→ EXERCISE AIM
Wherever the word "items" appears in a line of the data, that line should be copied.

(THE INPUT begins)

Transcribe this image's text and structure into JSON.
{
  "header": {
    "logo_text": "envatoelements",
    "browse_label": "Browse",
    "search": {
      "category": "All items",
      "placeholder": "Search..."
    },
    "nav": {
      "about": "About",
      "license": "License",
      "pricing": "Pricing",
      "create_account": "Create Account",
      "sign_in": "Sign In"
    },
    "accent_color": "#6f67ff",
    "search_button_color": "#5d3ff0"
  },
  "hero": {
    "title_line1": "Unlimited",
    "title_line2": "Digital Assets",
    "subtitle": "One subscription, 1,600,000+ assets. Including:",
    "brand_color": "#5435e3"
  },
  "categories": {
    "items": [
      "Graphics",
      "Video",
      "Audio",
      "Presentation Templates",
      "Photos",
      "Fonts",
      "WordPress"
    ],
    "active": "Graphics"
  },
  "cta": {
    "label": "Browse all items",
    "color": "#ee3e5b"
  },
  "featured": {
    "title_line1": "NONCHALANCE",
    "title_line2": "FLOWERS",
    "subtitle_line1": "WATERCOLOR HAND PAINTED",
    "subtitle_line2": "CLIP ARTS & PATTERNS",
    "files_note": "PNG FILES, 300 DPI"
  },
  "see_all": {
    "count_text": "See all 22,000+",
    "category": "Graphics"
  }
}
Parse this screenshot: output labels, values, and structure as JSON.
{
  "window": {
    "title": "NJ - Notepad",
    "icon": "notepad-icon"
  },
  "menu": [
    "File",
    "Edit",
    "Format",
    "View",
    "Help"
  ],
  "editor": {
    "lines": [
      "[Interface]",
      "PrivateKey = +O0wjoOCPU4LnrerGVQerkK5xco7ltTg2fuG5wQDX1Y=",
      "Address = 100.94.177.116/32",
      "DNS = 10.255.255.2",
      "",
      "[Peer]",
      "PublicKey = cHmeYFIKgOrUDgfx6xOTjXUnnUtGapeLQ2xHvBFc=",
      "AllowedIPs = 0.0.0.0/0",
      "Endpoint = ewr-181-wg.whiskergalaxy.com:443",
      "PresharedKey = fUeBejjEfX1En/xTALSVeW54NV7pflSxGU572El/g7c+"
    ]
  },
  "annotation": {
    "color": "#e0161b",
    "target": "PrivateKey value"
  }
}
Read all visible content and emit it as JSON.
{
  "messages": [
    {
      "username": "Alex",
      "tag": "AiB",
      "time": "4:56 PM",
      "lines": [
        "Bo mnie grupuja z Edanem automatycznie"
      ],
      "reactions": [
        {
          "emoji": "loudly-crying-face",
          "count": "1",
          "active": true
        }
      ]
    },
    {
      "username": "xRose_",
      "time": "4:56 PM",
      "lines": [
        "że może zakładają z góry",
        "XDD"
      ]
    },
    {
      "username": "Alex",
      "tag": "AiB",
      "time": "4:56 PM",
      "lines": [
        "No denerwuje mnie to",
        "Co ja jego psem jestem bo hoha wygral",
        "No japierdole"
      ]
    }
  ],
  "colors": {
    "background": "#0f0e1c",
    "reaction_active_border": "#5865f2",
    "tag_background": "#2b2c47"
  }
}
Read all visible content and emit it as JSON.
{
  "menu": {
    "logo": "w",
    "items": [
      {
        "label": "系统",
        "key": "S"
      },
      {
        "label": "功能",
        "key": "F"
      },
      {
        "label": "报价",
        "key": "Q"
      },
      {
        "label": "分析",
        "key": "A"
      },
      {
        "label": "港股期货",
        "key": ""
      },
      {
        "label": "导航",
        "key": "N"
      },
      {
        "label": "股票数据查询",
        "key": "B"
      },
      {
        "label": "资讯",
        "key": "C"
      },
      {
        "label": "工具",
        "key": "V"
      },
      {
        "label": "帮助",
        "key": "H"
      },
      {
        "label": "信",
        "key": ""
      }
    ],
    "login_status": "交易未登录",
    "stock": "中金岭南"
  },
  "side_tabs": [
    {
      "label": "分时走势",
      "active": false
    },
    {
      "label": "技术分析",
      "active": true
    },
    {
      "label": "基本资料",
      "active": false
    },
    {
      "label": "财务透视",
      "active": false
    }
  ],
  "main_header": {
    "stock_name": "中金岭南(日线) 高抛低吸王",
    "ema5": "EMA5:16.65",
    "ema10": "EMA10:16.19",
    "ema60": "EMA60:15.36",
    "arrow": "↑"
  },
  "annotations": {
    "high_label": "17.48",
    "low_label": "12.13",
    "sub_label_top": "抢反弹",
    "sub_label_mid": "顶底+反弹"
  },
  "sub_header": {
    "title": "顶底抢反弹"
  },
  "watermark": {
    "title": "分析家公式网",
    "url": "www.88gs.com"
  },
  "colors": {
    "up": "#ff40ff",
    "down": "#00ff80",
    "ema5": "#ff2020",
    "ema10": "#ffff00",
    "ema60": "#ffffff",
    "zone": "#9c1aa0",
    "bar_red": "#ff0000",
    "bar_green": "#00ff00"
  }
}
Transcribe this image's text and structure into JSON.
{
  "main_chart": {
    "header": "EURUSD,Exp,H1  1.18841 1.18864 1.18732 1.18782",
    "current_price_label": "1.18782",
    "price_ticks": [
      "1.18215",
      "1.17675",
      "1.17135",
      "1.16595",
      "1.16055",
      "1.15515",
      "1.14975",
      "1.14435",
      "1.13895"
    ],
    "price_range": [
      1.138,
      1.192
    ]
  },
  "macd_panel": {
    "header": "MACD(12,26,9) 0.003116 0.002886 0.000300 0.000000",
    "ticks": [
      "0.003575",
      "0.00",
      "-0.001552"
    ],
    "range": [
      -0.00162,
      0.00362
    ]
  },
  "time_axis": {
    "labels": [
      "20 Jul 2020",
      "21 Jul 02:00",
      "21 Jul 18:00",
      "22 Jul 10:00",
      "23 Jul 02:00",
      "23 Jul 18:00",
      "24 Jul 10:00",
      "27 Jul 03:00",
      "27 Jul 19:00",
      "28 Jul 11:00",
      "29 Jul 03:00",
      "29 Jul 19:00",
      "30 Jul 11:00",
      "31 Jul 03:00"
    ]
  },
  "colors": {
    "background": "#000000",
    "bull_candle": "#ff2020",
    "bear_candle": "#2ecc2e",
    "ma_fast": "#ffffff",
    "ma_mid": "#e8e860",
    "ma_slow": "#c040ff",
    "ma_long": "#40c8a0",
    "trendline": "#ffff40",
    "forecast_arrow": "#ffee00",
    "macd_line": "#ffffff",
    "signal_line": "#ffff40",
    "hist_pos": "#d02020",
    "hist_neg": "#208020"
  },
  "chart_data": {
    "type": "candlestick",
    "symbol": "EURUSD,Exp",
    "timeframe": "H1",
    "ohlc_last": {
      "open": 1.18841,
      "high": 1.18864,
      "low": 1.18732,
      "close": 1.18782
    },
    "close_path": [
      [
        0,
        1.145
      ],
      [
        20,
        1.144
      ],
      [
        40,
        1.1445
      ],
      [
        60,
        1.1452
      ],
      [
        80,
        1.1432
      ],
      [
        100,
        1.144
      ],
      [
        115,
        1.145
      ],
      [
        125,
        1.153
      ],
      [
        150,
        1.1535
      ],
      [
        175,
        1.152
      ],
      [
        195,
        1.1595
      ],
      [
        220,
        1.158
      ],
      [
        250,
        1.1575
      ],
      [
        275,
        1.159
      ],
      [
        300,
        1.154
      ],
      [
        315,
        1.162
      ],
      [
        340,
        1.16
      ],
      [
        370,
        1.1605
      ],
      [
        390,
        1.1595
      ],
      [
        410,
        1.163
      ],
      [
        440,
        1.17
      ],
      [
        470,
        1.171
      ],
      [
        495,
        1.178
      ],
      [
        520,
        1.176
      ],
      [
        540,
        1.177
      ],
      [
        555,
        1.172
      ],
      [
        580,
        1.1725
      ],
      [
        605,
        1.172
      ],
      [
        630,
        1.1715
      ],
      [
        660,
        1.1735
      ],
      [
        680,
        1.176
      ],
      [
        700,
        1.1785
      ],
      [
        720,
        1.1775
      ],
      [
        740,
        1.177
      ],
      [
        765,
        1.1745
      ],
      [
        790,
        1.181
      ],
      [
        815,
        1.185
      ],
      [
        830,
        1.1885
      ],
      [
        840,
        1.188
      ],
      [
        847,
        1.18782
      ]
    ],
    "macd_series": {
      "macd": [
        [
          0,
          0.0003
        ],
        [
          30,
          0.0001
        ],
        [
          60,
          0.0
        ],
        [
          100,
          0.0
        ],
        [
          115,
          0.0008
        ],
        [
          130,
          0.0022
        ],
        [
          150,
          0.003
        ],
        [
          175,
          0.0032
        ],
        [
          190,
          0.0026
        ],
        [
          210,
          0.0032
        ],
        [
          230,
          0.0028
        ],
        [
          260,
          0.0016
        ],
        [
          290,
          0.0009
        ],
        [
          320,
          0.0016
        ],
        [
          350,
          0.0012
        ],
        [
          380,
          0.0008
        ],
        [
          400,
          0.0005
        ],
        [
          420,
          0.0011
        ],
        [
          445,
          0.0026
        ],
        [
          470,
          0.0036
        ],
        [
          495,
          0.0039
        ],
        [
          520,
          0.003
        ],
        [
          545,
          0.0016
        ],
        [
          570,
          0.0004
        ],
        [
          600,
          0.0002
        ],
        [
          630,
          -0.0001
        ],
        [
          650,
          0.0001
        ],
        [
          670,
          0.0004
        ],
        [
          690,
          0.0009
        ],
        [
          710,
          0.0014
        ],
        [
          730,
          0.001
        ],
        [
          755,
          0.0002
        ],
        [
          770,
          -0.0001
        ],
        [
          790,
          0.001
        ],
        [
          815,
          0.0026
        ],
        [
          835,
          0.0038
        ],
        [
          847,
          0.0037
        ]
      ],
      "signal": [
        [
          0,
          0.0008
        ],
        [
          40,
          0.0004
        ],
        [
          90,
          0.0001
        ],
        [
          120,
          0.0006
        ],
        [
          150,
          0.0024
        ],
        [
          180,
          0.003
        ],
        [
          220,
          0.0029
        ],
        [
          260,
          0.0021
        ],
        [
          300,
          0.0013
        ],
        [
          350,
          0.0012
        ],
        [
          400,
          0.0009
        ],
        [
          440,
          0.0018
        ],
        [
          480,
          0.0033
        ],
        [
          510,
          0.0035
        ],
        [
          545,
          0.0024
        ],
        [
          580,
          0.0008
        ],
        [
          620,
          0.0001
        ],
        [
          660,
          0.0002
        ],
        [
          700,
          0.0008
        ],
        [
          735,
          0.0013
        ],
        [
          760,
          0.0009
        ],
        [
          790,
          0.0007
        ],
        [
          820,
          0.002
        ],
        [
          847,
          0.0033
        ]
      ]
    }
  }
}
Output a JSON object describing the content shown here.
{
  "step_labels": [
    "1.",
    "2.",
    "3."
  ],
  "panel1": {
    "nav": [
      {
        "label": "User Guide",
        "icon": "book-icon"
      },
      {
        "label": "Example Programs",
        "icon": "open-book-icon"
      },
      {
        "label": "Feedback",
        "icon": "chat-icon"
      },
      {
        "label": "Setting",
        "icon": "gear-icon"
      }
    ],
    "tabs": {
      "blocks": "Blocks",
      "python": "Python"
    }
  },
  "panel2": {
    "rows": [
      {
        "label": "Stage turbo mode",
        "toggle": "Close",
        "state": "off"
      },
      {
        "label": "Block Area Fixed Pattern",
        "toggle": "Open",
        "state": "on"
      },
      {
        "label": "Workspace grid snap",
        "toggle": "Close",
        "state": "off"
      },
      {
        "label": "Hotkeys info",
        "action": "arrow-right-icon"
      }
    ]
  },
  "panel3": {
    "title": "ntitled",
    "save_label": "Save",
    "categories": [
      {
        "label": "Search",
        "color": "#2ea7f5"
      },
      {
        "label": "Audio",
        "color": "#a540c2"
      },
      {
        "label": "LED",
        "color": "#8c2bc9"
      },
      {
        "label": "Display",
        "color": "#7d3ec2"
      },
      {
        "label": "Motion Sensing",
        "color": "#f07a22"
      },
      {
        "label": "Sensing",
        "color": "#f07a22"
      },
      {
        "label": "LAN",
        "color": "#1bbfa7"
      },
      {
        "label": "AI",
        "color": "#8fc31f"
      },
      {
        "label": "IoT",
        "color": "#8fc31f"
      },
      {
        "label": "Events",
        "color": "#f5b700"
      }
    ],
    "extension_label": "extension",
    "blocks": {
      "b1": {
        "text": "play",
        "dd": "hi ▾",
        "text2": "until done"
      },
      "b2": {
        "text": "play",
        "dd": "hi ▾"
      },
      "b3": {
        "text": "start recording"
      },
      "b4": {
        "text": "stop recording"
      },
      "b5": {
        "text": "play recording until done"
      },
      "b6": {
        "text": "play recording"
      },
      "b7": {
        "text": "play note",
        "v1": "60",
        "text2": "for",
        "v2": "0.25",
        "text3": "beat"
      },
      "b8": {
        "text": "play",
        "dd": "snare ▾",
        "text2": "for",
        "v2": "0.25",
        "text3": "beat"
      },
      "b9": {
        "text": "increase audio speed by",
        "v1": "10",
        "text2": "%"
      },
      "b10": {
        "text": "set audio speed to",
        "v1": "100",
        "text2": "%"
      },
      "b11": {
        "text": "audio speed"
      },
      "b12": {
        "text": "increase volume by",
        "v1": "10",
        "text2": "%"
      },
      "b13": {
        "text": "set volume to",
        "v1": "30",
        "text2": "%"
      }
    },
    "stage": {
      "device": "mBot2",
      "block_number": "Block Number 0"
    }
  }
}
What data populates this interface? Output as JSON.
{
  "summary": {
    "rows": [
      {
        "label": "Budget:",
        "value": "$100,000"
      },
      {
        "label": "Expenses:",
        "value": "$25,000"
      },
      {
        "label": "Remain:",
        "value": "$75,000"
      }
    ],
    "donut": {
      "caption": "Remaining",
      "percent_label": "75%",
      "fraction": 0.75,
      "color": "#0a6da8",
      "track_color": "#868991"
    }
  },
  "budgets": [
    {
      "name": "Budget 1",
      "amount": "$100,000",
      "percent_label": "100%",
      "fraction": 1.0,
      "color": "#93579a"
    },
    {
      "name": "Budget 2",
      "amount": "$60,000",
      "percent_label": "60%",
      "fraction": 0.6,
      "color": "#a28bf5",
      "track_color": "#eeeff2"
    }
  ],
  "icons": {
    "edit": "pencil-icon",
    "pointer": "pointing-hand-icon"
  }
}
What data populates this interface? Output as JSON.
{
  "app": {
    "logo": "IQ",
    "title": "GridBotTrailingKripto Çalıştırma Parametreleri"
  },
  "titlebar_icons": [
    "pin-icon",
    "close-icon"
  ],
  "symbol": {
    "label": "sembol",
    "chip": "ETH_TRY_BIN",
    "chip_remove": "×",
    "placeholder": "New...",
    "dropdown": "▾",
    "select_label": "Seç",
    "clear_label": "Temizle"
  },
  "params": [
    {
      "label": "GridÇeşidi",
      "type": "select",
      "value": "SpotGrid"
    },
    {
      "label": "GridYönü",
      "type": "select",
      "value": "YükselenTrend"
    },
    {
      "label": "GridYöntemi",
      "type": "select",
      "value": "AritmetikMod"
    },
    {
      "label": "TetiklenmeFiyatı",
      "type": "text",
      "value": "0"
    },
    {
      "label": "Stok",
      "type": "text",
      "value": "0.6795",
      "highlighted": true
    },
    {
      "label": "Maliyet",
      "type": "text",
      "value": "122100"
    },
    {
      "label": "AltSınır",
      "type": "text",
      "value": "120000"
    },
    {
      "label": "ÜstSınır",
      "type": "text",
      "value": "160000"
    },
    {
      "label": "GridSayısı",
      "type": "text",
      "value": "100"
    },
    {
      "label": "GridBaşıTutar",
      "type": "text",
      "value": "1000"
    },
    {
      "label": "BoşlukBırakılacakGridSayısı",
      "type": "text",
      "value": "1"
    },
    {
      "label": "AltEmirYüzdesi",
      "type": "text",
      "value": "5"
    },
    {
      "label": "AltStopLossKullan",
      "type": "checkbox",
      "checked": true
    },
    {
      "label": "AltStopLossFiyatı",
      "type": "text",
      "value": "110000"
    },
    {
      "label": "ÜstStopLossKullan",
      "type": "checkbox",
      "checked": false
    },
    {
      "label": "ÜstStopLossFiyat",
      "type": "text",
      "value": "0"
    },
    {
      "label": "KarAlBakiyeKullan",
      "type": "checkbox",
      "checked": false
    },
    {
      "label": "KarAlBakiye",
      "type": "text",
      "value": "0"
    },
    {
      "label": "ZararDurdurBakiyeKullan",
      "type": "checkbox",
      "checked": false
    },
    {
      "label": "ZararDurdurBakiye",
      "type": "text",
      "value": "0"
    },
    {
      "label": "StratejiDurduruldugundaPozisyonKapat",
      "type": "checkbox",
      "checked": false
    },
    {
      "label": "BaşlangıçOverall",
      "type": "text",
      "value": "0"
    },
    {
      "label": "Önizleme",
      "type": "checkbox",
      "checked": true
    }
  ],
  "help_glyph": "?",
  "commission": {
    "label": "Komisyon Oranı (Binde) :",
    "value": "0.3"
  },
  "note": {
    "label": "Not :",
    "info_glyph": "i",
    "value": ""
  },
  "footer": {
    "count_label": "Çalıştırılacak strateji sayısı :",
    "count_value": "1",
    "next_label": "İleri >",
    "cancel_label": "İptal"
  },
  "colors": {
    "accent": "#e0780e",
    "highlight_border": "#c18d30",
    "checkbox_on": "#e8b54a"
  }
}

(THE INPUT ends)

→ REPLY TO THE TASK
      "category": "All items",
    "items": [
    "label": "Browse all items",
    "items": [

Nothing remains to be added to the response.